Data in this exercise
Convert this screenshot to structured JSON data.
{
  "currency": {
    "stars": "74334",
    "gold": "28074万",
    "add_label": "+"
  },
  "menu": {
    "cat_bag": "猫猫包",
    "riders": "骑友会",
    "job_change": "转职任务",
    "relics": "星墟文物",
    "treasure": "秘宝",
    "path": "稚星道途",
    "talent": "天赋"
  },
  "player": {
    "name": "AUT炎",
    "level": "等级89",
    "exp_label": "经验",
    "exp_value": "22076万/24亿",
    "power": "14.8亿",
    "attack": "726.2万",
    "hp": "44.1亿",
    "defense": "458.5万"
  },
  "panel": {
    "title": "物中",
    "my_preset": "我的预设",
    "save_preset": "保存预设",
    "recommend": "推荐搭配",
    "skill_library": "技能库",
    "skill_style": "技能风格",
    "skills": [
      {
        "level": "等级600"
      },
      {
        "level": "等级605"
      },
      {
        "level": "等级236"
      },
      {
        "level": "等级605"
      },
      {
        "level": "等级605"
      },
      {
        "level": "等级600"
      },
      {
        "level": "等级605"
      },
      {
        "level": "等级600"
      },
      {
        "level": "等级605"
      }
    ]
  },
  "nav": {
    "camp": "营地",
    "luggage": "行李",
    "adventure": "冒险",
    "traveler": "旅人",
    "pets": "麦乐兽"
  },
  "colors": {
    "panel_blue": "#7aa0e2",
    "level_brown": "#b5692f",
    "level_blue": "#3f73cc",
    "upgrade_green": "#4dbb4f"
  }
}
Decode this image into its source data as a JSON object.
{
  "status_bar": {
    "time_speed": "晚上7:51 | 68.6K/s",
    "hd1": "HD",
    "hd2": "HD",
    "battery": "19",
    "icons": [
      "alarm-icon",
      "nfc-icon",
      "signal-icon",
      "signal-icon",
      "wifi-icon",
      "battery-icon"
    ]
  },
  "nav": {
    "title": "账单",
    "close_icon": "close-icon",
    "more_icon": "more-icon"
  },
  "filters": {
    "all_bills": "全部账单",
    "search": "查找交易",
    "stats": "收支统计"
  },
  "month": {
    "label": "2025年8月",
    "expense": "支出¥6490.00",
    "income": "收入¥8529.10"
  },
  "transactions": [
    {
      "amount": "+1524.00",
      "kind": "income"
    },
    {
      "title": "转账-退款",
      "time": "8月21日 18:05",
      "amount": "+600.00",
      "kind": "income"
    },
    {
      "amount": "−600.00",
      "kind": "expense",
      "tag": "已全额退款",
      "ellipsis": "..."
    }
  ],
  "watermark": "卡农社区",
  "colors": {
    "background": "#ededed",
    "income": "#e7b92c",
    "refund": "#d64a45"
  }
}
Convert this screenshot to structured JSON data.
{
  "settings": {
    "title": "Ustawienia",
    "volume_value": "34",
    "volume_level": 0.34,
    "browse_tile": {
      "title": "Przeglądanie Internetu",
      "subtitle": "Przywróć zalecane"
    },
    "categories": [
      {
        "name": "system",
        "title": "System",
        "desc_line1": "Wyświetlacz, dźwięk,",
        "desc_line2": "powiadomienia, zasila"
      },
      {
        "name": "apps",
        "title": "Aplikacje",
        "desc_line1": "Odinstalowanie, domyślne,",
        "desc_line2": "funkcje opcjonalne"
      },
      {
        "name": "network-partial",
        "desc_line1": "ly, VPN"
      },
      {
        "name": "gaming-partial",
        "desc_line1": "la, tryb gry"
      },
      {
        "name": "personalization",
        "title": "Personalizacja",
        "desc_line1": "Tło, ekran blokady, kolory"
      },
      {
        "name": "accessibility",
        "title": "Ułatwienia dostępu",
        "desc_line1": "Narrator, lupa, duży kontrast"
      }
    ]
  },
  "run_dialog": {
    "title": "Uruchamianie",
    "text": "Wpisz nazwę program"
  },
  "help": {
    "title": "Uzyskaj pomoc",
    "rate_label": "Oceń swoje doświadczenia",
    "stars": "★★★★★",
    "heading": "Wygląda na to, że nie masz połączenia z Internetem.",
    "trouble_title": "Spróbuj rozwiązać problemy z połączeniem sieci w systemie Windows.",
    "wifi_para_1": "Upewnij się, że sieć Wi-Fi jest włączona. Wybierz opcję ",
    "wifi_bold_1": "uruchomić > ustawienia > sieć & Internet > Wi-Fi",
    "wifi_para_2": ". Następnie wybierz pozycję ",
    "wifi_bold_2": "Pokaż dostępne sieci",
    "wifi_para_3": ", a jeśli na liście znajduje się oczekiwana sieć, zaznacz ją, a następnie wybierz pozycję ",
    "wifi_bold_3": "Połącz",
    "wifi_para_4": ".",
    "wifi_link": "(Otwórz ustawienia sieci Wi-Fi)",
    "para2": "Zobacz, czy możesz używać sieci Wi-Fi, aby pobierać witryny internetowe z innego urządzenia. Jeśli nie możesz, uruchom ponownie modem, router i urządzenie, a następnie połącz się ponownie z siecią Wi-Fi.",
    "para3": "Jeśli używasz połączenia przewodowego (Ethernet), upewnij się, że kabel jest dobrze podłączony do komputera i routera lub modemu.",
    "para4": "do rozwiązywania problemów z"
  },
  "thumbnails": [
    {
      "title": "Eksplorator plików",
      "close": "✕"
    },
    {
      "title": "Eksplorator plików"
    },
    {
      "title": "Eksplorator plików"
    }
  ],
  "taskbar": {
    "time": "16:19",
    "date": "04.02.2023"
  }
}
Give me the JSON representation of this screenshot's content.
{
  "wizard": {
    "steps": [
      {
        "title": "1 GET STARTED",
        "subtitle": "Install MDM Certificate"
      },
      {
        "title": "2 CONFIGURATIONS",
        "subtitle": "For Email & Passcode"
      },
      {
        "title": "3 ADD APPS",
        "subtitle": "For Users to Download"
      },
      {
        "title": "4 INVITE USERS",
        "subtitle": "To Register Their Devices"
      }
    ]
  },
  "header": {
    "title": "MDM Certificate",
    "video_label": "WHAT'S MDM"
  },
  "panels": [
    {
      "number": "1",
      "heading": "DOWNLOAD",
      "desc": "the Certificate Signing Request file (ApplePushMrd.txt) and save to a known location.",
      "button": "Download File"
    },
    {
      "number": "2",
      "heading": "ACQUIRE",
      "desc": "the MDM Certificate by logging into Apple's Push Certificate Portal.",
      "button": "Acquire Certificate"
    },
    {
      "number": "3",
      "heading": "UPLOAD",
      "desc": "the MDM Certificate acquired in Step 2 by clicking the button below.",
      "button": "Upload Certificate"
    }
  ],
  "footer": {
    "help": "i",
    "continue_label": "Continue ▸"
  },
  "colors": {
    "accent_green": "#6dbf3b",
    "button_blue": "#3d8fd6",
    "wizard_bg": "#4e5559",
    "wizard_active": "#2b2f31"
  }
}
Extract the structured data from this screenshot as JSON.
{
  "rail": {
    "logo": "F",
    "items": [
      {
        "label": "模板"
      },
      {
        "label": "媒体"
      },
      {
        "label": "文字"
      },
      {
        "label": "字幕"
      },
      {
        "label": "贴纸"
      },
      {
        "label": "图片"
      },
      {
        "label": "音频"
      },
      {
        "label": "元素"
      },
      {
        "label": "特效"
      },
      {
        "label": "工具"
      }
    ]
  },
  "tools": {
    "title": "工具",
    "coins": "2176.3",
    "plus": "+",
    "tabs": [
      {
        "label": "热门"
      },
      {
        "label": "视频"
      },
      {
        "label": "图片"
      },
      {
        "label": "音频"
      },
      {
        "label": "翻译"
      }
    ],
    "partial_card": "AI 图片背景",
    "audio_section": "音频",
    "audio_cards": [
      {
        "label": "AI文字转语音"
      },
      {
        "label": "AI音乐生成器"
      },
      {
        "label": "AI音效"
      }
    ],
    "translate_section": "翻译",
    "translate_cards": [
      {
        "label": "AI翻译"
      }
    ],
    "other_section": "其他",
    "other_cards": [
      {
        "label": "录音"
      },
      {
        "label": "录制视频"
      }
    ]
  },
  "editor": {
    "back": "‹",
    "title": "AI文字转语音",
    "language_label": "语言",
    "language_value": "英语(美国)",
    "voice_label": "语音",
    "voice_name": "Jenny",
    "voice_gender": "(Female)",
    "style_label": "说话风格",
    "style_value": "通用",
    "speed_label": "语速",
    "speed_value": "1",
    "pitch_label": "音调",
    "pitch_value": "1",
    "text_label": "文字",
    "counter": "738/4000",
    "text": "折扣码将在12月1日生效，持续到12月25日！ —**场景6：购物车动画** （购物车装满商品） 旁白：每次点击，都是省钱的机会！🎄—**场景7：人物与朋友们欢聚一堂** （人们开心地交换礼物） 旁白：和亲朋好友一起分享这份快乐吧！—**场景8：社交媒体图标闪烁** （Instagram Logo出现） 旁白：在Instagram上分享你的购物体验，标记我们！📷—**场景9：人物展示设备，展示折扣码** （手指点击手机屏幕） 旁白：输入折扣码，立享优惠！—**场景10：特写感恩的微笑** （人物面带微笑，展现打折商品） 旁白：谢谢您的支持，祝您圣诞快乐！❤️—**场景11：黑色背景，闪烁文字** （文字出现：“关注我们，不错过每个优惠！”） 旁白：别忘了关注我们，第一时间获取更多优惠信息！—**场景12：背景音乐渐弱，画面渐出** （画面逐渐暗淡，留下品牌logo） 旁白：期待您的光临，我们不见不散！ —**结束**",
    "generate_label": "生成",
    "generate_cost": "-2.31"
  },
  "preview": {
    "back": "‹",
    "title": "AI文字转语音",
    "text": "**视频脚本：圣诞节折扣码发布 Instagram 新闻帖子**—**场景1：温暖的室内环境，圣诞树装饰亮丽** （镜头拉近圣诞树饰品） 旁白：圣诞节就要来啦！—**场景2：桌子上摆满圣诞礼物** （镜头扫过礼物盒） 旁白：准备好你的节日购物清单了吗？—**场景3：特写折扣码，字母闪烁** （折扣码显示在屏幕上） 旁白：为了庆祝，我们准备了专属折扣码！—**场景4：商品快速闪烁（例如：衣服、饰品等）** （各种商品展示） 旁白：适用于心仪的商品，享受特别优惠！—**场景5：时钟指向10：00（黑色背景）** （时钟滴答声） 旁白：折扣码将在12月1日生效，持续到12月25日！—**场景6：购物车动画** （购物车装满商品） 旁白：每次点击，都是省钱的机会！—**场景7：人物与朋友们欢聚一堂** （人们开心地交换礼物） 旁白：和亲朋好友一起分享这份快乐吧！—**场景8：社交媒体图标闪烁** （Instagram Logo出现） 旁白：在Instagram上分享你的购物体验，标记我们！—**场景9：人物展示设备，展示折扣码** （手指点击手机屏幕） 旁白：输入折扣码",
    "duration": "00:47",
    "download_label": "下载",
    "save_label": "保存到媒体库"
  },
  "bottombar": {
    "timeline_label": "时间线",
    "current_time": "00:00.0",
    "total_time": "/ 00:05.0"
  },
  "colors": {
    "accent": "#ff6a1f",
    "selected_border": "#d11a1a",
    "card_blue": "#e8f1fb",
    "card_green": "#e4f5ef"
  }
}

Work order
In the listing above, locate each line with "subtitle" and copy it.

Result for this exercise
      "subtitle": "Przywróć zalecane"
        "subtitle": "Install MDM Certificate"
        "subtitle": "For Email & Passcode"
        "subtitle": "For Users to Download"
        "subtitle": "To Register Their Devices"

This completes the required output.